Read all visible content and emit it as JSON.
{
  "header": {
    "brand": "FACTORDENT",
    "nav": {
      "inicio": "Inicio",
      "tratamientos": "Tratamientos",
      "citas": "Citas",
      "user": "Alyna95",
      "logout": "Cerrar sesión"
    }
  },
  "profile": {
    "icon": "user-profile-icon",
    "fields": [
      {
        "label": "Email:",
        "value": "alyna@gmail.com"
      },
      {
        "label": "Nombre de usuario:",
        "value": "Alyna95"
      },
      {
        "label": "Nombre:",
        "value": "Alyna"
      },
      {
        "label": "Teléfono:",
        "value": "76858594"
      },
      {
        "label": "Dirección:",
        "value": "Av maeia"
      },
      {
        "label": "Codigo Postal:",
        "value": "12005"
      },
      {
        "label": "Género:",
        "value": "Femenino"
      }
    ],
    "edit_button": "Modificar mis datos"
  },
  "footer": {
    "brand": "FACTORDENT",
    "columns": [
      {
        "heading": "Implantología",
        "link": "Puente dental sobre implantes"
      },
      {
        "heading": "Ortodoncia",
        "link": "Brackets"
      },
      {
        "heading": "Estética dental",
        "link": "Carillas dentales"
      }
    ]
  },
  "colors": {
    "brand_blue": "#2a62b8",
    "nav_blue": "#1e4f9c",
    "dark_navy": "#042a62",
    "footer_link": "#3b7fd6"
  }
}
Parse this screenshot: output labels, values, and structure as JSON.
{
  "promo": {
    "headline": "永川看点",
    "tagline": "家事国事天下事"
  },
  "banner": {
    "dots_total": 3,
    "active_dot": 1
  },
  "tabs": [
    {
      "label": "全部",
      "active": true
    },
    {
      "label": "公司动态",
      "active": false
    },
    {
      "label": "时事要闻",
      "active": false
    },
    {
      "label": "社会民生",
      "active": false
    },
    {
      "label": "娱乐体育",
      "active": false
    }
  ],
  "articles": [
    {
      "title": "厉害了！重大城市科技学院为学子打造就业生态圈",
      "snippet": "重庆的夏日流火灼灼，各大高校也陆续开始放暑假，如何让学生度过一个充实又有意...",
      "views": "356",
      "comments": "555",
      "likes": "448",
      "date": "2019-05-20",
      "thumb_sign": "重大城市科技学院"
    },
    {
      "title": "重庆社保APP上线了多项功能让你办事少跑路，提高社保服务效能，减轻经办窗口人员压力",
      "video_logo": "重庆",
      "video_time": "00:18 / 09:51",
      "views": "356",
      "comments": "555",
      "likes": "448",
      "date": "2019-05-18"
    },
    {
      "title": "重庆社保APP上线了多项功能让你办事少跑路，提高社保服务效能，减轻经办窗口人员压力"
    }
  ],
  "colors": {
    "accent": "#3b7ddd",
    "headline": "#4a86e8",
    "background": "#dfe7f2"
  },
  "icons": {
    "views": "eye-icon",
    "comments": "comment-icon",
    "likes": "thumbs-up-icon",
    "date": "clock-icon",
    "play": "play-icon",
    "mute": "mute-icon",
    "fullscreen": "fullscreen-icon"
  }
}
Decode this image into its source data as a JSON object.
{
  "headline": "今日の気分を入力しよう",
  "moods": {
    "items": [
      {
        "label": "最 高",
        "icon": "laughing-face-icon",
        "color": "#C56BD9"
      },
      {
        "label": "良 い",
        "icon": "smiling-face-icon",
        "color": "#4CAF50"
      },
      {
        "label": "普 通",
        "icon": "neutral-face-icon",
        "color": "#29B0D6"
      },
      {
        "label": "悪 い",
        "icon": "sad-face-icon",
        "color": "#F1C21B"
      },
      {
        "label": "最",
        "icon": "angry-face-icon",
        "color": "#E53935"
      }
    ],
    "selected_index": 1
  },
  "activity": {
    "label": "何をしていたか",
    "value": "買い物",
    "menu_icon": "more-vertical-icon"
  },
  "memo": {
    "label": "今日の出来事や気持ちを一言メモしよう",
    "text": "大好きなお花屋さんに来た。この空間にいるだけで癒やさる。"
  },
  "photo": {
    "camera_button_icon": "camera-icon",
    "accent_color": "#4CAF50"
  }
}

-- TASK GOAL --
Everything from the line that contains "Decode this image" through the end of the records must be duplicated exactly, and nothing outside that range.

-- ANSWER TO THIS EXERCISE --
Decode this image into its source data as a JSON object.
{
  "headline": "今日の気分を入力しよう",
  "moods": {
    "items": [
      {
        "label": "最 高",
        "icon": "laughing-face-icon",
        "color": "#C56BD9"
      },
      {
        "label": "良 い",
        "icon": "smiling-face-icon",
        "color": "#4CAF50"
      },
      {
        "label": "普 通",
        "icon": "neutral-face-icon",
        "color": "#29B0D6"
      },
      {
        "label": "悪 い",
        "icon": "sad-face-icon",
        "color": "#F1C21B"
      },
      {
        "label": "最",
        "icon": "angry-face-icon",
        "color": "#E53935"
      }
    ],
    "selected_index": 1
  },
  "activity": {
    "label": "何をしていたか",
    "value": "買い物",
    "menu_icon": "more-vertical-icon"
  },
  "memo": {
    "label": "今日の出来事や気持ちを一言メモしよう",
    "text": "大好きなお花屋さんに来た。この空間にいるだけで癒やさる。"
  },
  "photo": {
    "camera_button_icon": "camera-icon",
    "accent_color": "#4CAF50"
  }
}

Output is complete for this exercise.